|Full name||Magesh Chandran Panchanathan|
|Born|| August 10, 1983
|Peak rating||2586 (September 2011)|
Magesh Chandran Panchanathan (born August 10, 1983 in Madurai) is an Indian chess Grandmaster.
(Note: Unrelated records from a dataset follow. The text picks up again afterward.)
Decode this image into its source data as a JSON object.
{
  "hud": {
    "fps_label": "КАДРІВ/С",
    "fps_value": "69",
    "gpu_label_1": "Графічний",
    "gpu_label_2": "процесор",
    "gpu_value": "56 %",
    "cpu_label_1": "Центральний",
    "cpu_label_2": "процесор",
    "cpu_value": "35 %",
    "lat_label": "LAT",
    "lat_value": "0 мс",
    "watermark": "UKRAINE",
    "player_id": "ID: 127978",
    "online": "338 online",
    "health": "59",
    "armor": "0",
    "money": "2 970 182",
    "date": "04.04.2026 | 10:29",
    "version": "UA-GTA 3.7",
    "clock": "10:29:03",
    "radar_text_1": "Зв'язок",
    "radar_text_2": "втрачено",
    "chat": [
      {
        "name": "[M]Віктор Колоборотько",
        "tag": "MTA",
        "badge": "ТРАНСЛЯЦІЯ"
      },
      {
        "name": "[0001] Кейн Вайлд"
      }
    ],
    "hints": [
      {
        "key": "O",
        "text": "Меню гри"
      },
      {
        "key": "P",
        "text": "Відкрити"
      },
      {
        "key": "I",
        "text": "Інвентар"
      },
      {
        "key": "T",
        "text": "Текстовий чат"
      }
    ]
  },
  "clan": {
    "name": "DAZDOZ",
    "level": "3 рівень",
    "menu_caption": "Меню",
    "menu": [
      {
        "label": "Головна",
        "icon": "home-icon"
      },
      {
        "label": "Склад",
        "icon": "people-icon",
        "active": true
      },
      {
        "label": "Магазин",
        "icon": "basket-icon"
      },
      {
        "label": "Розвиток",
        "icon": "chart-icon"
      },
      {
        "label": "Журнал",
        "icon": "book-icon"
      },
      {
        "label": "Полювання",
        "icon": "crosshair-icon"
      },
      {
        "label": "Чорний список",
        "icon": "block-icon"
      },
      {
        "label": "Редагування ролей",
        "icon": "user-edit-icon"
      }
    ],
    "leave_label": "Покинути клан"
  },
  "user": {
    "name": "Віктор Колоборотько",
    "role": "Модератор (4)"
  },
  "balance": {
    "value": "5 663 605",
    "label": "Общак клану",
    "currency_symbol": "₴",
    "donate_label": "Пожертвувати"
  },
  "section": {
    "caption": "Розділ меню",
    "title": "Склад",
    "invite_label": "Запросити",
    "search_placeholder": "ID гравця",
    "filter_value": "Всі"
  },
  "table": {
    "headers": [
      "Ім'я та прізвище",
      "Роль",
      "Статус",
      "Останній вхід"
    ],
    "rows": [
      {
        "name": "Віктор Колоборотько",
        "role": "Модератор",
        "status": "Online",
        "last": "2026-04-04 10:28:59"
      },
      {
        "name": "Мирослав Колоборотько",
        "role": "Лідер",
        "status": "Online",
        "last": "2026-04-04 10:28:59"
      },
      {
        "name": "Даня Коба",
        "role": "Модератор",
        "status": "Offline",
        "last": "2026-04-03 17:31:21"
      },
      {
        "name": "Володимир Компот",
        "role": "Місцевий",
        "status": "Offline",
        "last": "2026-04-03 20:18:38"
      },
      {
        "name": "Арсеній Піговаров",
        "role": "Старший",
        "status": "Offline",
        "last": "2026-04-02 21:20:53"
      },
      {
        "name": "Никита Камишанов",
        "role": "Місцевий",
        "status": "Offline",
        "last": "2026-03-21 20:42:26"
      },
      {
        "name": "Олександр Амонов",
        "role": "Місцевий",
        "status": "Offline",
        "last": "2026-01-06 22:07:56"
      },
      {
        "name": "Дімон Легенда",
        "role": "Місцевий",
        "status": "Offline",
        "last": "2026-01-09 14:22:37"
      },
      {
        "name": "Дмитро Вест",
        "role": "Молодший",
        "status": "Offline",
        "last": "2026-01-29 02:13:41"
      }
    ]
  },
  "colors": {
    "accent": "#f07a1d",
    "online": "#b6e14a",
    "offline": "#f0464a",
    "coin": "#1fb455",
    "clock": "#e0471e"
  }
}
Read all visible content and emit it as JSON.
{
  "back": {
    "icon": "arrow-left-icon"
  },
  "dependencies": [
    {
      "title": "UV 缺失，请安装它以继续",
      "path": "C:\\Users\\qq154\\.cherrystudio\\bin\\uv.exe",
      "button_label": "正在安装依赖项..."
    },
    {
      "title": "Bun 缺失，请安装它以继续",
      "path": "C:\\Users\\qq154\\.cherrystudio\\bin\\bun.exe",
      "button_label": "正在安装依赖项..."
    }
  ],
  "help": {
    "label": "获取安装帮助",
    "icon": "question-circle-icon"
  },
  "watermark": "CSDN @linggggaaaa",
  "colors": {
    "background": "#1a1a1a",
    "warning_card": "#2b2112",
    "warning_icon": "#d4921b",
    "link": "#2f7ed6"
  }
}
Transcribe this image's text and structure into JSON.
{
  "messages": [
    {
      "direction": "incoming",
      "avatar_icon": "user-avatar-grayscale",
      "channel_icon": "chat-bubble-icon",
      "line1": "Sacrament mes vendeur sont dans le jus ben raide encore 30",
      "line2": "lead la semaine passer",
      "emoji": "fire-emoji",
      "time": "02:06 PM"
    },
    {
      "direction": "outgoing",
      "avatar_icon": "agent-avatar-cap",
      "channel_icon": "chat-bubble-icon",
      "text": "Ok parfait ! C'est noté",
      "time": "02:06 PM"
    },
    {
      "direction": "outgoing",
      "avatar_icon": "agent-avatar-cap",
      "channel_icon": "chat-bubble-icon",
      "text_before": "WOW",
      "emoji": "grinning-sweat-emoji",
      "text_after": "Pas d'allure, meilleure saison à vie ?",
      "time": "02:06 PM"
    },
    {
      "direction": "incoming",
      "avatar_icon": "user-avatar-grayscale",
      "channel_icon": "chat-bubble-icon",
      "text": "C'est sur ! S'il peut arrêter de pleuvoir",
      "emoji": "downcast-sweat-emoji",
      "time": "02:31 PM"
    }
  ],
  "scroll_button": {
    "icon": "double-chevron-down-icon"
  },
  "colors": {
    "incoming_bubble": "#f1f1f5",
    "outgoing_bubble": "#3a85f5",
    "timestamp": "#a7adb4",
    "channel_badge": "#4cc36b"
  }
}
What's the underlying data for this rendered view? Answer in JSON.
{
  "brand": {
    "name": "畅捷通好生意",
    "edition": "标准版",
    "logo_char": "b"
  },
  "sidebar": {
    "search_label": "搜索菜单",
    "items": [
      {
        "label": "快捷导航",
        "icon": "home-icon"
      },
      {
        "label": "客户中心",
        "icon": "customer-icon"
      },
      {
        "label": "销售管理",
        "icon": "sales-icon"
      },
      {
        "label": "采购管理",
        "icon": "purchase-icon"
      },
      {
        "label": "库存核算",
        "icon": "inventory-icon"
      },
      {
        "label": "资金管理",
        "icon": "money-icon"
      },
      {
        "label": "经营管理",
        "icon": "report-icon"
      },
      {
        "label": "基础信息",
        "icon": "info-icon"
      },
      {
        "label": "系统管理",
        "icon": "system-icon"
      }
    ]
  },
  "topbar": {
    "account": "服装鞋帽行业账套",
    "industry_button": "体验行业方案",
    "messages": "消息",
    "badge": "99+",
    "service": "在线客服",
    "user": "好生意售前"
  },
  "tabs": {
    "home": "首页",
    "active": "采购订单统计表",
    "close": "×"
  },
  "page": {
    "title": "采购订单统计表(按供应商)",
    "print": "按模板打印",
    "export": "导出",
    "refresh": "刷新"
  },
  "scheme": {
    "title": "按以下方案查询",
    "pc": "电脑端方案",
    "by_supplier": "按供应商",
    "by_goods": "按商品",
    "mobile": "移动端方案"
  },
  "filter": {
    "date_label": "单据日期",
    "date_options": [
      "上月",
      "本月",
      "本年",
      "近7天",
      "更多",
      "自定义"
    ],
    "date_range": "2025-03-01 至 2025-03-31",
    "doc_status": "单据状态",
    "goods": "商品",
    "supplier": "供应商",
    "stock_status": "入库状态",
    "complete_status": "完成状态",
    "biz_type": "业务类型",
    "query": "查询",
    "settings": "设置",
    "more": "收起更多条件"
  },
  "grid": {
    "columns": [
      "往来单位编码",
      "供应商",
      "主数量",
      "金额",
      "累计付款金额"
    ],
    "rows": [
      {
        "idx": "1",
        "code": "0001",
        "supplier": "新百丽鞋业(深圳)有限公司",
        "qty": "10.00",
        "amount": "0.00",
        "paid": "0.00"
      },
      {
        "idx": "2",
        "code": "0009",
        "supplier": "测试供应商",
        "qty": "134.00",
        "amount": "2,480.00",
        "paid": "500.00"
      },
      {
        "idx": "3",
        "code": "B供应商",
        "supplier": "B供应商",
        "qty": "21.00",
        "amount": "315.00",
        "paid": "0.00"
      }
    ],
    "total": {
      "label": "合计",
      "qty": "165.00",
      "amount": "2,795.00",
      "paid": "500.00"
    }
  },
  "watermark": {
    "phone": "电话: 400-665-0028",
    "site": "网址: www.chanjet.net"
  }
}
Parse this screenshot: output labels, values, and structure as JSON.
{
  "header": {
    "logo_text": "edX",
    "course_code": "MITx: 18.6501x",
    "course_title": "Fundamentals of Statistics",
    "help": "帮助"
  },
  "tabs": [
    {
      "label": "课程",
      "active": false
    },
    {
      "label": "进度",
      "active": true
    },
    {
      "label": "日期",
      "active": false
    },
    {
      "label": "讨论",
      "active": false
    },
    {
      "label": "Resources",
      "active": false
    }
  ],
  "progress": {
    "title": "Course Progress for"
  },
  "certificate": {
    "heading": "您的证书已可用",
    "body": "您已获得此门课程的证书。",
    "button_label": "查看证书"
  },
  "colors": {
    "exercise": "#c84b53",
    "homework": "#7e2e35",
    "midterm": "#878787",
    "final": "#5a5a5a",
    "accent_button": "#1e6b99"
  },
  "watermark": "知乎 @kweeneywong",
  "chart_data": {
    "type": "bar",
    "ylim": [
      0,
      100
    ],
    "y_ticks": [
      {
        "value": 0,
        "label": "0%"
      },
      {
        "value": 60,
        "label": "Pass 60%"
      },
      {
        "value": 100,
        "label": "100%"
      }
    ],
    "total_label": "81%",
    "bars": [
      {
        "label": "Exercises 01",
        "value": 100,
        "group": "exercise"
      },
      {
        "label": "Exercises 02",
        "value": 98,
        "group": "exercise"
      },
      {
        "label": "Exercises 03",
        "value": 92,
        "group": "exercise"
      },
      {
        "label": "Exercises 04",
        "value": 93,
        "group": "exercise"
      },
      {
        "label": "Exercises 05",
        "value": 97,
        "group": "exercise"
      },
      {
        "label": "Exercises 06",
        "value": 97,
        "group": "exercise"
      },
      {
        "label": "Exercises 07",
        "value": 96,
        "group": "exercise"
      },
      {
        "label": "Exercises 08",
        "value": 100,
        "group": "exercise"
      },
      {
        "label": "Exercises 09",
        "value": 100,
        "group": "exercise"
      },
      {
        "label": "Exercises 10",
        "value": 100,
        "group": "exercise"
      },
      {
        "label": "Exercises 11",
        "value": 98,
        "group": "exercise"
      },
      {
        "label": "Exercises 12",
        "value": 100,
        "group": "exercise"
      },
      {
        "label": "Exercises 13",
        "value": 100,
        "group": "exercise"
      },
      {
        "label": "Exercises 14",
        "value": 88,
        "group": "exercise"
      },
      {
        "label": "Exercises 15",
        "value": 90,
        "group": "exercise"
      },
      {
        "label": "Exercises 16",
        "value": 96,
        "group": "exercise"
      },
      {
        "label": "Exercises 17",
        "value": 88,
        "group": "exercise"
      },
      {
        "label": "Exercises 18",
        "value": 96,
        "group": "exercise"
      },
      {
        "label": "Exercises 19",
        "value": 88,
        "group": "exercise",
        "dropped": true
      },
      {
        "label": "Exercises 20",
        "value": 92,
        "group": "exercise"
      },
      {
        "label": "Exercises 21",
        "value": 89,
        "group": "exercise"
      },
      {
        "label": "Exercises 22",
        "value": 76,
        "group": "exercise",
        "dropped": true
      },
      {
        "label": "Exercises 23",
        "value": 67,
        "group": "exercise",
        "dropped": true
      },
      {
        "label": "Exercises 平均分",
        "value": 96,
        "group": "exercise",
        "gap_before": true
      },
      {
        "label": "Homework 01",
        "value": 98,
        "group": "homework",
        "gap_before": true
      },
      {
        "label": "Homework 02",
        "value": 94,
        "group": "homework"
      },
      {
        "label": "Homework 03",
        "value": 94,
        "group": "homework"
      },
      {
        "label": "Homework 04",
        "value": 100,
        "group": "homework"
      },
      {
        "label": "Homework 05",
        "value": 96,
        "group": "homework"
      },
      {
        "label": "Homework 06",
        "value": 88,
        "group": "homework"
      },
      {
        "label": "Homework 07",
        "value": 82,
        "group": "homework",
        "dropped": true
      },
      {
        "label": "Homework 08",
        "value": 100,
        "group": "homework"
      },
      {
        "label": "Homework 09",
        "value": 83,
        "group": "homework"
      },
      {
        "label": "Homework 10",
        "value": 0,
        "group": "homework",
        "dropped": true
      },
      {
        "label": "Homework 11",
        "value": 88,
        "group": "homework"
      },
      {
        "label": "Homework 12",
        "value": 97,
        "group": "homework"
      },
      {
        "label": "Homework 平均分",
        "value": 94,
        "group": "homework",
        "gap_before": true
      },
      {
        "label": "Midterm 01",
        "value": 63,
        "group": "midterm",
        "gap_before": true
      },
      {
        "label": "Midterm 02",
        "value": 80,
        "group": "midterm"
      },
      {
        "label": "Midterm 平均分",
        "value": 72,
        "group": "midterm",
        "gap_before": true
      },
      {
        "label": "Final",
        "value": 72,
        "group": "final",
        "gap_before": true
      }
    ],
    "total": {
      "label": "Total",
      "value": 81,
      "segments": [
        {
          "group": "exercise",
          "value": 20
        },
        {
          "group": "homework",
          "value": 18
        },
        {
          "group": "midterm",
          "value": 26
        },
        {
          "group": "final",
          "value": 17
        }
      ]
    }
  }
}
In 2003 he won Asian Junior Championship in Sri Lanka. In 2005 he tied for first with Kamil Mitoń in the 33rd World Open, played in Philadelphia over the Independence Day weekend. In the same year he came first in the UTD GM Invitational Tournament in Richardson, Texas. In 2008 tied for 3rd-6th with Nguyen Anh Dung, Sadikin Irwanto and Susanto Megaranto in the Kuala Lumpur Open. In 2009 he tied for 1st-4th with Alexander Areshchenko, Humpy Koneru and Evgenij Miroshnichenko in the Mumbai Mayor Cup and in 2010 tied for 3rd-6th with Vladimir Malaniuk, David Smerdon, Saptarshi Roy Chowdhury in the Doeberl Cup in Canberra. In 2011 he tied for 2nd-4th with Tigran L. Petrosian and Abhijeet Gupta in the 3rd Orissa International GM Open Chess Tournament and came third at Berkeley. In 2012 he won the Philadelphia Open outright with 7/9.
On the May 2010 FIDE list his Elo rating is 2549. His handle on the Internet Chess Club is "thamizhan".
He is currently a Graduate student at the University of Texas at Dallas.
Below is an excerpt from an article by Lubomir Kavalek in The Washington Post on July 11, 2005:
Sharing first place at the World Open is Panchanathan's best career result. He can play sharply, as a local Virginia master, Stanley Fink Jr., found out in a messy line of the Trompowsky Opening.
Fink-Panchanathan1.d4 Nf6 2.Bg5 Ne4 3.Bh4 (This old line of the Trompowsky opening has been resurrected by Spanish grandmaster Juan Bellon Lopez.)3...g5!? (Leading to a sharp double-edged position. Black can avoid it with the solid 3...d5.) 4.f3 gxh4 5.fxe4 c5 6.e3 Bh6 (White can't oppose this strong bishop.) 7.Nd2!? (Bellon's discovery. He first tried 7.d5 and only after 7...Bxe3 8.Nd2. Another promising try is 7.Bc4. Protecting the pawn on e3 with 7.Kf2 can be met with 7...d5!) 7...Bxe3 8.Ngf3?! (Allowing black to reign on the dark squares. Bellon prefers to close the position with 8.d5.) 8...cxd4 9.Nc4 Nc6 10.c3 (Now 10.Nxe3 dxe3 11.Qe2 Qb6 12.0-0-0 d6 is better for black.) 10...d6 11.cxd4 Bf4 12.d5 (Conceding the dark squares, but holding the center was difficult. White's position collapses quickly after 12.Nxh4 d5! 13.exd5 Qxd5 14.Nf3 Bg4.) 12...Ne5 13.Ncxe5? (White might have missed black's next move; otherwise he would play 13.Nfxe5 dxe5 14.Qb3.) 13...Qa5+! 14.Nd2 dxe5 15.a3 (Losing more time trying to get out of black's grip.) 15...Bd7 16.b4 Qb6 17.Nc4 Qg6 18.Be2? (A blunder, but white has difficulties even after 18.Qf3 Rc8!, for example 19.Be2 h5! 20.h3 Bg3+ 21.Kf1 f5.) 18...Bxh2!? (Winning a pawn immediately, but even stronger was 18...b5!, for example 19.Nb2 Qxg2 20.Rf1 Bxh2; or 19.Na5 Qxg2 20.Bf3 Qb2 and black should win.) 19.Bf3 (On 19.Rxh2 Qg3+ nets the rook.) 19...Bg3+ 20.Ke2 Rc8 21.Rc1 Bb5 22.Qb3 Qa6 (The pin together with the dominance on dark squares decides, for example: 23.Kd3 Qb6 24.Qb2 Bf2 threatening 25...Qe3+.) White resigns.